words are preparing to be spoken to you, "I will, be thou clean."
You will not come here, praising yourself in your heart. What a thing
it would have been, if the leper, lying on his face before our Lord, and
saying those humble words with his mouth, had been considering in his secret
soul, how much better he was doing than such another one, who perhaps might,
in our Lord's sight, be just as fit to be healed by himself.
Finally, the true penitent leper, he whom Christ is really about to
heal, will do every thing according to the order of Christ. He will
remember that our Lord's cure of sin is wrought by Touch as well as by
Word. He does not merely say, "be though clean," but He puts forth
His Hand and touches the sinner. How does He touch him? First
by Holy Baptism, and this touch of Christ you all know and believe: you
all learn it the very first thing in your catechism, By Baptism we are
made "members of Christ," "members of His Body, of His Flesh, and of His
Bones." [Eph 5:30] And this touch of Christ you all acknowledge and
believe. You would think it a shocking and fearful thing, to die
unbaptized yourself, or to suffer one of your little ones to die unbaptized.
And you are very right. For Baptism is the first touch of Christ,
and without it, in a regular way, there is no healing our spiritual leprosy,
sin. But why do you not go on with the same good thought, both for
yourselves and for your children? How is it that you do not perceive,
that the continual Touch, the inward Touch of our Lord's Body in the Holy
Eucharist, is as necessary as Spiritual Birth? O consider this, ye
that shrink from Holy Communion or encourage your children to do so.
You know not what harm you are doing to yourselves, and to those whom you
love best. Jesus Christ, God made Flesh, He is at hand to touch your
very soul with the inward and spiritual Touch of His own Body and Blood.
In this one way He means to be All in all to you. You are lying as
helpless lepers before Him. He offers to touch you and to say, "I will,

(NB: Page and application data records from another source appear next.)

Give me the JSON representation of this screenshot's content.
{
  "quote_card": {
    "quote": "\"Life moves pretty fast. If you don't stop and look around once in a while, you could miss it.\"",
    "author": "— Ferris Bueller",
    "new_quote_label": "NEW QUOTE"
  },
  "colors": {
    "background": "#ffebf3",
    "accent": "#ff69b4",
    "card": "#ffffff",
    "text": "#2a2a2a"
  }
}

be thou clean." God forbid that any of you should answer "I have
no will, I do not care to be clean." And yet this is really your
answer, if you go on excusing yourselves, and trifling with His gracious